Vermilion Schools Approves Drug Tests
VERMILION, Ohio — Before they can play football or march with the band, students in the Vermilion school district will have to prove they are drug-free.
Monday night, the school board voted unanimously, 5-to-0 to approve drug testing for some students.
District leaders say the plan is not punitive, but meant to deter students from using drugs.
“I think we’ve come to a point in our community in this time that we need to do something drastic and we need to implement mandatory drug testing for as many kids as we legally can do, we’ve gotta save kids’ lives,” said Vermilion school board vice president Dale Dawson.
Vermilion school board members approved the plan to require any high school student who wants to participate in sports, extra-curricular activities or obtain a parking pass, to submit to regular drug testing.
The testing would apply to students from 8th to 12th grade.
“I think it’s a pretty good idea to make sure kids are safe and they don’t take drugs,” said incoming 7th grader Lauren Volzer.
“I think it’s a great idea…I coached here for many years and I teach in another school district outside of this district, we’ve had it for probably 15 years…drug policy…and it’s just a great out for the students,” said Tim Volzer.

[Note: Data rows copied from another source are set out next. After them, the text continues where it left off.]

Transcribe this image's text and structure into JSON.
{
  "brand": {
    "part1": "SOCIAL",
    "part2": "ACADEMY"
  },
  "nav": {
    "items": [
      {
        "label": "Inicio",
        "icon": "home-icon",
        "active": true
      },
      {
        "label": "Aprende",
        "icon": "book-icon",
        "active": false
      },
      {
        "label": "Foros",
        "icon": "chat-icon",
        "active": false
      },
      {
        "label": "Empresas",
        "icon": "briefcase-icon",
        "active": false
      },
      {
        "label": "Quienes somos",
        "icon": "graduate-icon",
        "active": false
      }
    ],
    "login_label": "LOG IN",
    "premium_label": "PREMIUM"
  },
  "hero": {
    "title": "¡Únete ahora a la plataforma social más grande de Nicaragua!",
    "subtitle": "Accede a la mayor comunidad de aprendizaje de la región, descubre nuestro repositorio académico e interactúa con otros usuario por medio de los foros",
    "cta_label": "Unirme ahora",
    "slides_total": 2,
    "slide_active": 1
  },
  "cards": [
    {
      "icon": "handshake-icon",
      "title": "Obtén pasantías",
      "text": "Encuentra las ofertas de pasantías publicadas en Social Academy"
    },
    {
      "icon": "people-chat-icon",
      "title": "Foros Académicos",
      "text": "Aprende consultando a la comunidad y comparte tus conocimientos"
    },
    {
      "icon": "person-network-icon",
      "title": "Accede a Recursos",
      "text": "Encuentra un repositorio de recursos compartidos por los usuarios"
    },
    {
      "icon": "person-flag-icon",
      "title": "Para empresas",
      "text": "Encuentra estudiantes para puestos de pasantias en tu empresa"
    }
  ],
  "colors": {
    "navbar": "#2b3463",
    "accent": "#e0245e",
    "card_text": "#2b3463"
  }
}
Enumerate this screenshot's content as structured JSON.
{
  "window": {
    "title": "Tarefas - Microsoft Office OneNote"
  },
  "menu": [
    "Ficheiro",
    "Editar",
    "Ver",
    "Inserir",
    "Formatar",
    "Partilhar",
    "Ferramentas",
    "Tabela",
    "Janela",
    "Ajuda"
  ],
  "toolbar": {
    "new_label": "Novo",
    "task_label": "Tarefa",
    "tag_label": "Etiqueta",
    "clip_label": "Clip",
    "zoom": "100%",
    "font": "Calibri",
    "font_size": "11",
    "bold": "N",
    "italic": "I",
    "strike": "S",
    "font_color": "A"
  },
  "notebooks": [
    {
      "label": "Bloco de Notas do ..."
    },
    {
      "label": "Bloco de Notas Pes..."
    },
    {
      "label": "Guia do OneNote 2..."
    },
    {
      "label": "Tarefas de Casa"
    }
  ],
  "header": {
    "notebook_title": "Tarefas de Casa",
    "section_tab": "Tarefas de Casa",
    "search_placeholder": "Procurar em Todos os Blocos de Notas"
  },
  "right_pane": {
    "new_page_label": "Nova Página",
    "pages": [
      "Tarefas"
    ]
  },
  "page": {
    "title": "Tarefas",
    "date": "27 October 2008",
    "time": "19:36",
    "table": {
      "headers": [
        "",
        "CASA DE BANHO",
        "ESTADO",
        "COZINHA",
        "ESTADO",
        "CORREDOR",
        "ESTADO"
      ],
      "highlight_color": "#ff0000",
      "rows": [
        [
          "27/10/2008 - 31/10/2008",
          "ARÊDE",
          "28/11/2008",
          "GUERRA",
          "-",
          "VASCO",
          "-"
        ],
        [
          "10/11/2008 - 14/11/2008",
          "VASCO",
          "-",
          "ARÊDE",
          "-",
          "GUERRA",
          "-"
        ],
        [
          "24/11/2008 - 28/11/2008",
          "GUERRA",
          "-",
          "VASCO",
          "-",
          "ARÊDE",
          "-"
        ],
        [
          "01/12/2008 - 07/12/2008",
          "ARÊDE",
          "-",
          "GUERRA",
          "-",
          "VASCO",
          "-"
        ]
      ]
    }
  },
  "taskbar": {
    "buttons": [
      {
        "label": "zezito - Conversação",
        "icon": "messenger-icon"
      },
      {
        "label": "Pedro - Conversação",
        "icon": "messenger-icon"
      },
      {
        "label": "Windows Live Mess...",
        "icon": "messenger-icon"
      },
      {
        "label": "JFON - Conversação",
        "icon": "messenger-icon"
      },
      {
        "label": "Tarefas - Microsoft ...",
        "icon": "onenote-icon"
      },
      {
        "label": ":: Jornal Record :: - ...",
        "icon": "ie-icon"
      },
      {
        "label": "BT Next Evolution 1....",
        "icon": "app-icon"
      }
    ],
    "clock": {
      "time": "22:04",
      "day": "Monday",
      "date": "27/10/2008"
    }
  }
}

“It helps the kids, gives them an out…if somebody approaches them, they can say I’m not doing any drugs, I don’t want to get caught, I want to play sports,” said Lisa Volzer.
The superintendent and school board members say Vermilion is no different than any other community, but admit they need to address the problem.
“We’re looking to basically put a suit of armor on students when they go out to an event or when they go out where there possibly might be illegal substances, the kids can say sorry I can’t do that, I’m going to possibly be tested and therefore it gives them a reason to say no,” said superintendent Philip Pempin.
The testing will be done by a certified medical lab several times a year.
Students who test positive will not be suspended or expelled, but they must agree to go to counseling and sit out of their extra-curricular activity on a first offense.
“When we lost a student to a drug overdose, I was devastated,” said retired Vermilion teacher Terry Smith.
The school district will pay for the cost of the testing.
“What is a life worth? I can’t put a dollar amount, I think if it cost a million dollars to protect our students and to prevent another death, it would be well worth it,” Smith added.
The drug testing policy goes into effect this school year.
The superintendent also discussed the possibility of offering drug testing on a voluntary basis for the student body in general.